Stephen Hester is not happy.
The RBS chief executive reckons that the latest impositions upon his banking group depart from the course he was steering.
He is not, however, in a strong position to protest. Think beggars. Consider also choosers.
His dispute is with the European Commission which has, among other things, ordered RBS to dispose of insurance interests and other subsidiaries.
Mr Hester feels such an approach will serve neither enhanced competition nor the prospect of speedy repayment to the Treasury.
The demands, he says, were "more material than we had hoped".
Translated into Scots, the RBS has had a skelping for past misdeeds.
And there's more.
Lloyds Banking Group - which includes the grumbling wraith that was once the Bank of Scotland - is also to dispose of parts of its government-encouraged empire.
That includes the 185 Lloyds TSB branches in Scotland.
And that revives the chimerical prospect of recreating a small Scottish bank.
Once more, the ever-affable Bill Jamieson at The Scotsman is to the fore in that regard.
He suggests that the Scots investment banker Ben Thomson might have a role in such an endeavour.
Only a year ago, there was a vigorous campaign to prevent the Bank (or, more accurately, HBOS, its brutally titled modern guise) from being swallowed by Lloyds.
There was much talk of Scottish patriotrism linked to enlightened self-interest.
Perhaps understandably, the Scottish financial sector now seems somewhat cowed, cautious and sullen.
Even more understandably, the Scottish government is declining to comment at this exceptionally early stage.
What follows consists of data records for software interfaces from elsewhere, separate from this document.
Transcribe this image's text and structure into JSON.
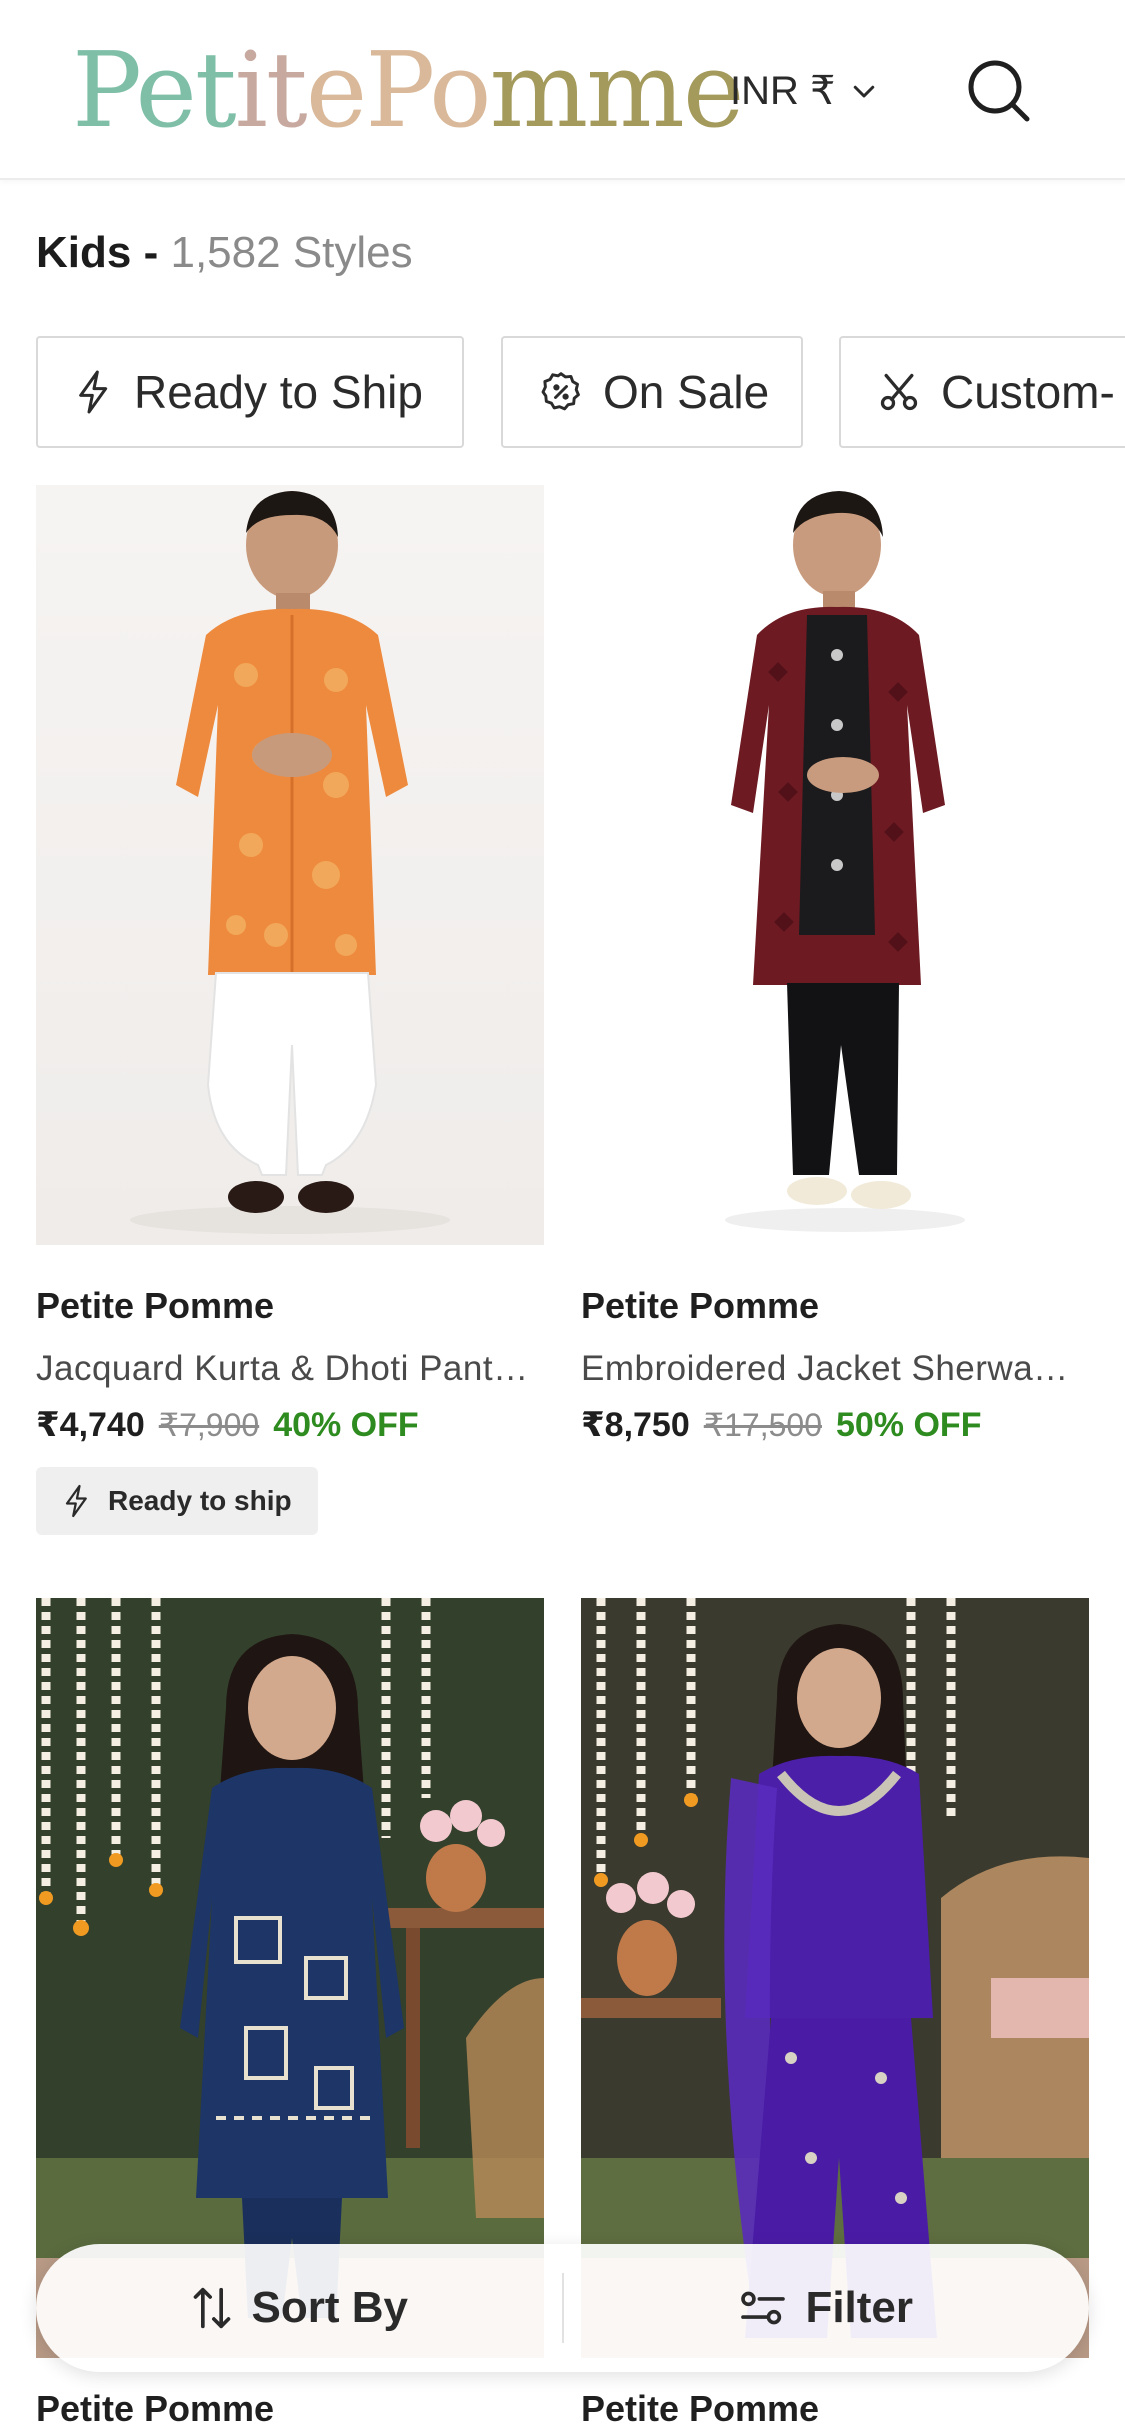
{
  "header": {
    "logo_text": "PetitePomme",
    "currency_label": "INR ₹",
    "colors": {
      "logo_gradient": [
        "#7fbfa8",
        "#c8a9a0",
        "#d9b99a",
        "#a39a5c"
      ]
    },
    "icons": {
      "currency_dropdown": "chevron-down-icon",
      "search": "search-icon"
    }
  },
  "page": {
    "category": "Kids",
    "separator": "-",
    "count_text": "1,582 Styles"
  },
  "filters": [
    {
      "label": "Ready to Ship",
      "icon": "lightning-icon"
    },
    {
      "label": "On Sale",
      "icon": "discount-badge-icon"
    },
    {
      "label": "Custom-",
      "icon": "scissors-icon"
    }
  ],
  "products": [
    {
      "brand": "Petite Pomme",
      "name": "Jacquard Kurta & Dhoti Pant…",
      "price": "₹4,740",
      "mrp": "₹7,900",
      "discount": "40% OFF",
      "tag": "Ready to ship"
    },
    {
      "brand": "Petite Pomme",
      "name": "Embroidered Jacket Sherwa…",
      "price": "₹8,750",
      "mrp": "₹17,500",
      "discount": "50% OFF"
    },
    {
      "brand": "Petite Pomme"
    },
    {
      "brand": "Petite Pomme"
    }
  ],
  "bottom_bar": {
    "sort_label": "Sort By",
    "filter_label": "Filter"
  },
  "colors": {
    "discount_green": "#2e8b1f",
    "chip_border": "#d9d9d9",
    "tag_bg": "#efefef"
  }
}
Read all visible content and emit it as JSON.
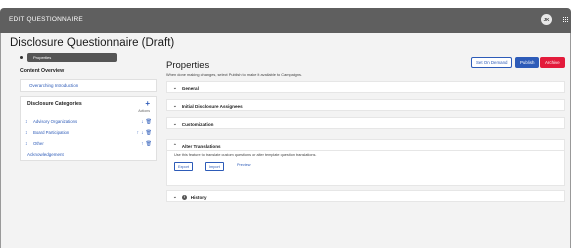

But others, such as Tavish Scott, are arguing that a distinct new (or recreated) Scottish bank just might "restore some pride and self-confidence".